I watched a fascinating video of Facebook COO Sheryl Sandberg interviewed at Stanford Graduate School of Business View From The Top talk on Thursday, May 25 2018. In the video (the relevant excerpt is below), she challenges the notion of humans having a “personal brand” and instead we need to craft our voice not her brand.
Sheryl says: “When you are selling a product you are trying to package it and explain it – I’m going to walk by on a shelf and I’m going to decide what to buy.
..how that value proposition is packaged, explained clearly and simply is how I’m going to make that decision …
That’s what products need to be – they need to be packaged cleanly, neatly, concretely.
People aren’t like that. If you are trying to package yourself, you’re almost certainly false.”
So should we worry about our personal brand or instead, our personal voice?
While I understand what Cheryl is trying to explain, I believe that unfortunately in the world today, when companies are looking to hire, the almost certainly want a neat package rather than a “voice”.
When you present yourself to the world online, whether it is on LinkedIn alone, or through a blog, speaking engagements, podcasts or any form of “thought leadership” then you are packaging yourself for “sale”.
Companies don’t always want your voice, they want your skills, and the way you present yourself – your packaging, your brand is an easier way for an organisation faced with many alternatives to choose one person over another.

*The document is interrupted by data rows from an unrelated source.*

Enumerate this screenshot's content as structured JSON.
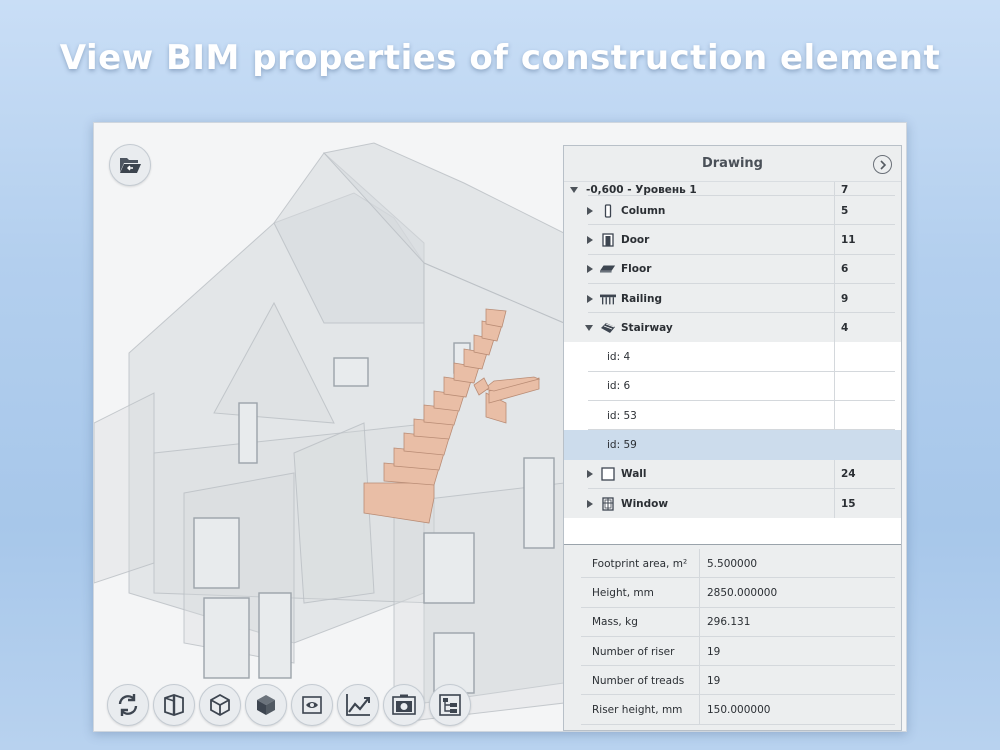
{
  "headline": "View BIM properties of construction element",
  "panel": {
    "title": "Drawing",
    "tree": [
      {
        "type": "group-partial",
        "label": "-0,600 - Уровень 1",
        "count": "7",
        "expanded": true
      },
      {
        "type": "group",
        "label": "Column",
        "count": "5",
        "icon": "column-icon"
      },
      {
        "type": "group",
        "label": "Door",
        "count": "11",
        "icon": "door-icon"
      },
      {
        "type": "group",
        "label": "Floor",
        "count": "6",
        "icon": "floor-icon"
      },
      {
        "type": "group",
        "label": "Railing",
        "count": "9",
        "icon": "railing-icon"
      },
      {
        "type": "group",
        "label": "Stairway",
        "count": "4",
        "icon": "stairway-icon",
        "expanded": true
      },
      {
        "type": "child",
        "label": "id: 4",
        "count": ""
      },
      {
        "type": "child",
        "label": "id: 6",
        "count": ""
      },
      {
        "type": "child",
        "label": "id: 53",
        "count": ""
      },
      {
        "type": "child",
        "label": "id: 59",
        "count": "",
        "selected": true
      },
      {
        "type": "group",
        "label": "Wall",
        "count": "24",
        "icon": "wall-icon"
      },
      {
        "type": "group",
        "label": "Window",
        "count": "15",
        "icon": "window-icon"
      }
    ],
    "properties": [
      {
        "name": "Footprint area, m²",
        "value": "5.500000"
      },
      {
        "name": "Height, mm",
        "value": "2850.000000"
      },
      {
        "name": "Mass, kg",
        "value": "296.131"
      },
      {
        "name": "Number of riser",
        "value": "19"
      },
      {
        "name": "Number of treads",
        "value": "19"
      },
      {
        "name": "Riser height, mm",
        "value": "150.000000"
      }
    ]
  },
  "toolbar": [
    "rotate-icon",
    "section-icon",
    "wireframe-cube-icon",
    "solid-cube-icon",
    "visibility-eye-icon",
    "chart-icon",
    "camera-icon",
    "tree-structure-icon"
  ],
  "colors": {
    "stair": "#e9bea6",
    "selected_row": "#ccdcec",
    "panel_header": "#eceeef"
  }
}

I don’t think companies necessarily want their employees to have a “voice” at all.
I had an experience working for a company in London and I was offered an amazing opportunity to move to New York and run the global social media team for the same firm. There were just a few catches. I would be offered 2/3 of the salary I was on in the UK, would be given no relocation allowance and here was the kicker – had to stop my public speaking and my blogging.
This company did not want my “voice”. They did not even want my brand. They wanted to rent me as a “resource” to do a specific job.
I believe that no matter what Cheryl says, we are in fact renting our personal brand to an organisation for the period we are there, and you can read more about this in a previous post on the subject.
I’m a strong believer that having and maintaining a personal brand can help you stand out and get hired – watch my Personal Branding Masterclass below.
Where do you sit? Do you think a personal brand is important in this increasingly noisy world to stand out and get noticed, or as Cheryl argues, we should concentrate on our ‘voice”.
Tweet me your thoughts @AndrewGrill or leave a comment below.